A common question heard at staged readings of new plays is: “What inspired you to write this?” An understandable question. With numerous possible answers that might include part of a conversation overheard, an article in the newspaper or a magazine, a story told by a friend, some event or single action observed, a dream. For this play it was a bit of family history and a tarot/psychic reading. Yeah, really.
In 1965, living in Battle Creek, Michigan, my mother remarried a lovely and kind man. Before making that decision she felt it was necessary to inform my brother and myself some background information so there would be no surprises. Two years previous, his first wife had been murdered. It was a violent murder which had not yet been solved. We would be living in the same house where it happened as he had up to this point been unable to sell it. How were we with all this? If we were not OK with it then she would not go through with the marriage. I was somewhat amazed that she was willing to do that, but there was no need as both my brother and myself liked Floyd a lot. They remained married for over twenty years until my mother passed on. Floyd died a year later.
Forward to New York, early 90’s. I’m at an astrology conference at Hunter College with my lovely partner Margaret. I sign up for some tarot workshop with a well known New York psychic. She teaches this new tarot spread and gives spontaneous readings. For the third and final reading she asks the class to choose the person. As if it were a rehearsed cue everyone points at me. OK, I’m game. With no questions of any kind she starts laying out the cards and telling a story that they are apparently relating. A beautiful woman. Having an affair. A death, no a murder. A bloody murder, looks like a stabbing. A crime of passion. She’s getting a name. A flower. Rose? No that’s not it. Daisy? She asks me, “Is any of this making any sense to you?” Yes I say, barely getting the words out as all color drains from my face. “You’re supposed to write about this” she says.

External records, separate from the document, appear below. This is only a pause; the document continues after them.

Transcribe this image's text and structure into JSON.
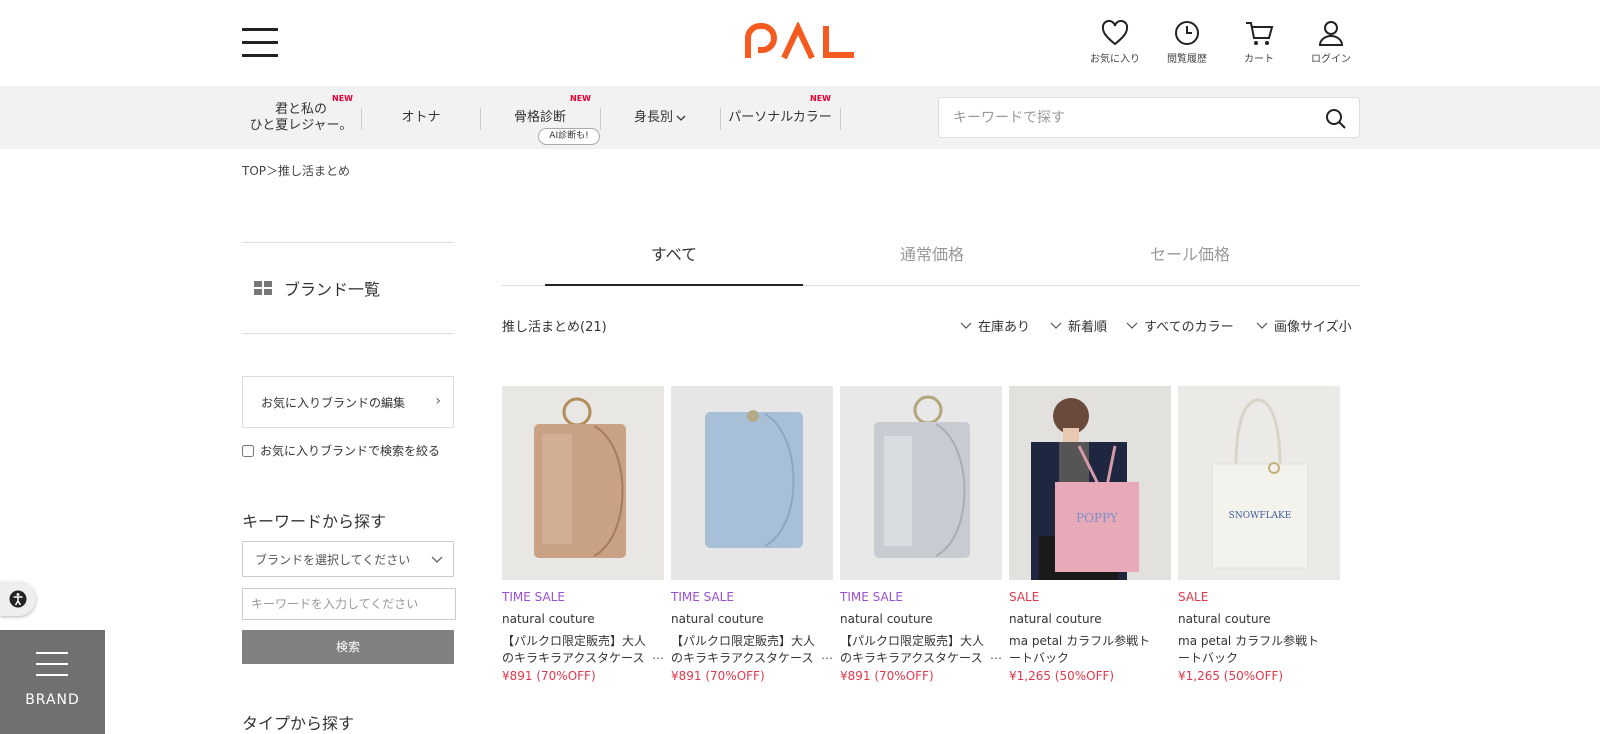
{
  "header": {
    "logo_text": "PAL",
    "icons": [
      {
        "name": "favorite",
        "label": "お気に入り"
      },
      {
        "name": "history",
        "label": "閲覧履歴"
      },
      {
        "name": "cart",
        "label": "カート"
      },
      {
        "name": "login",
        "label": "ログイン"
      }
    ]
  },
  "nav": {
    "items": [
      {
        "label": "君と私の\nひと夏レジャー。",
        "new": true
      },
      {
        "label": "オトナ",
        "new": false
      },
      {
        "label": "骨格診断",
        "new": true
      },
      {
        "label": "身長別",
        "new": false
      },
      {
        "label": "パーソナルカラー",
        "new": true
      }
    ],
    "new_label": "NEW",
    "ai_badge": "AI診断も!",
    "search_placeholder": "キーワードで探す"
  },
  "breadcrumb": "TOP＞推し活まとめ",
  "sidebar": {
    "brand_list": "ブランド一覧",
    "fav_edit": "お気に入りブランドの編集",
    "fav_filter": "お気に入りブランドで検索を絞る",
    "keyword_heading": "キーワードから探す",
    "brand_select_placeholder": "ブランドを選択してください",
    "keyword_placeholder": "キーワードを入力してください",
    "search_button": "検索",
    "type_heading": "タイプから探す"
  },
  "fab": {
    "brand_label": "BRAND"
  },
  "tabs": [
    "すべて",
    "通常価格",
    "セール価格"
  ],
  "result_count": "推し活まとめ(21)",
  "filters": [
    "在庫あり",
    "新着順",
    "すべてのカラー",
    "画像サイズ小"
  ],
  "products": [
    {
      "tag": "TIME SALE",
      "tag_type": "ts",
      "brand": "natural couture",
      "name": "【パルクロ限定販売】大人のキラキラアクスタケース",
      "price": "¥891 (70%OFF)",
      "image": "rose-gold-card-case",
      "color": "#c9a184"
    },
    {
      "tag": "TIME SALE",
      "tag_type": "ts",
      "brand": "natural couture",
      "name": "【パルクロ限定販売】大人のキラキラアクスタケース",
      "price": "¥891 (70%OFF)",
      "image": "blue-card-case",
      "color": "#a8bfd8"
    },
    {
      "tag": "TIME SALE",
      "tag_type": "ts",
      "brand": "natural couture",
      "name": "【パルクロ限定販売】大人のキラキラアクスタケース",
      "price": "¥891 (70%OFF)",
      "image": "silver-card-case",
      "color": "#c8ccd2"
    },
    {
      "tag": "SALE",
      "tag_type": "s",
      "brand": "natural couture",
      "name": "ma petal カラフル参戦トートバック",
      "price": "¥1,265 (50%OFF)",
      "image": "pink-tote-model",
      "color": "#e8aab8"
    },
    {
      "tag": "SALE",
      "tag_type": "s",
      "brand": "natural couture",
      "name": "ma petal カラフル参戦トートバック",
      "price": "¥1,265 (50%OFF)",
      "image": "white-tote-snowflake",
      "color": "#f2efe6"
    }
  ],
  "product_image_text": {
    "pink-tote-model": "POPPY",
    "white-tote-snowflake": "SNOWFLAKE"
  }
}
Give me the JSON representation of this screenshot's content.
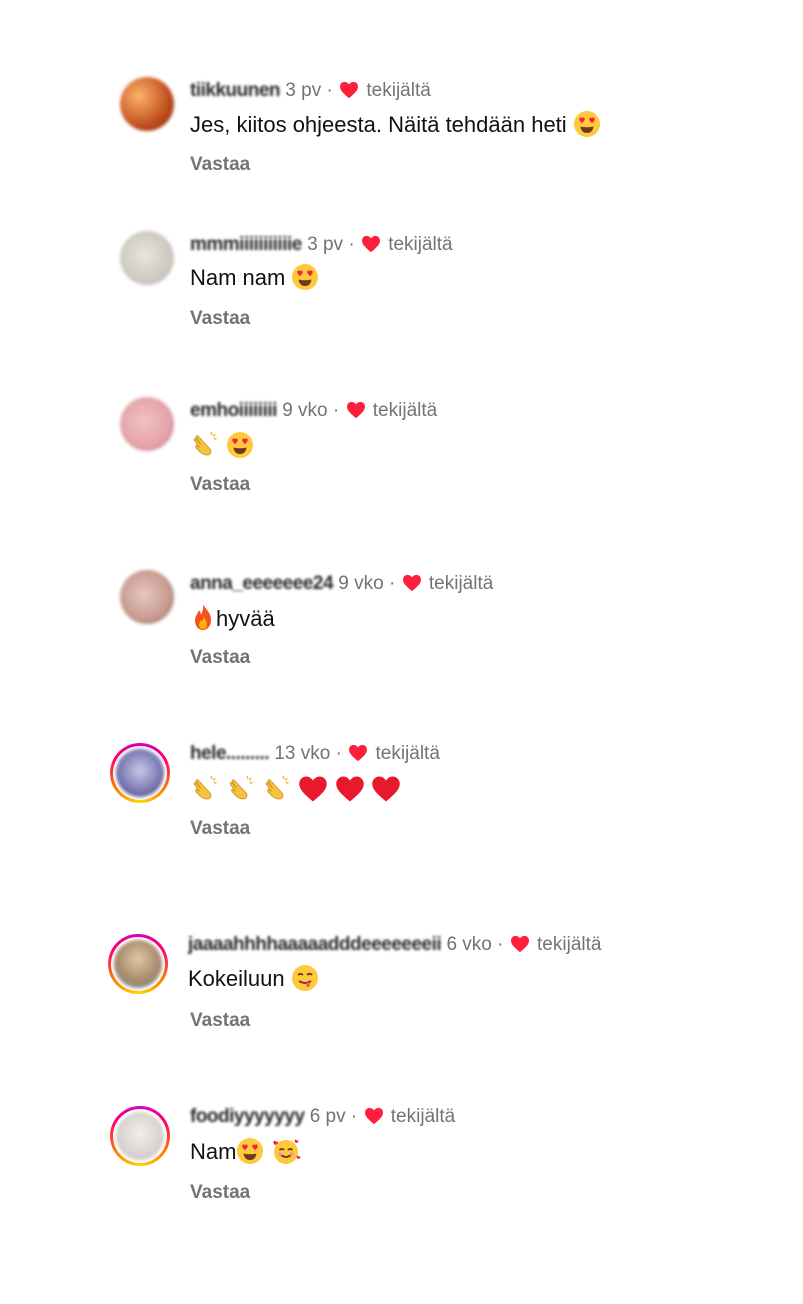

Almost twenty four years later, Nyack, New York. Hanging with some Elmwood friends. For some reason the history of Daisy’s murder comes up in the conversation. I mention the psychic story, and wonder if it’s been fifty years. One of them checks the web via her phone, ah technology, and says “actually it’s been fifty three years, and a book has recently been written about it.” Then she says, “you know I think you should write a play about it.” And so within a few months the process began.
Why did the psychic say “I’m supposed to write about this.” The crime was never solved. It’s not like I’m going to solve it. Will putting the story down in words within the context of a play somehow offer closure or peace to a restless soul? I don’t know. Some things just remain a mystery. But with any play that a writer enters a relationship with there is process, unseen territory, and the odd excitement and uncertainty of letting the characters reveal themselves to you.
I do know that it didn’t feel right to contain the play to the story of the murder itself. It seemed to call out for a larger context. In doing some research on various news items that occurred in 1963, I discovered the the book ‘The Feminine Mystique’ by Betty Friedan was published. That seemed interesting. The book was considered a major call for an awakening to what was and had been occurring in the creation of an image of what women were supposed to be, propagated through media and social constructs. I got the book and started reading. Betty was indeed a way shower. Then the idea hit me. Why not write about a group of women friends who are initially inspired and ultimately challenged in discovering who they really are during the time that their community is being rocked by a viscous murder. And how does the life of Daisy reflect in some way her own attempt to live unencumbered by the restrictions that society would put upon her. This is my challenge.
In the meantime you’re invited to see Act I of my play BLOOD and SNOW, and the process that is unfolding at the March 6th membership meeting. Look forward to seeing you.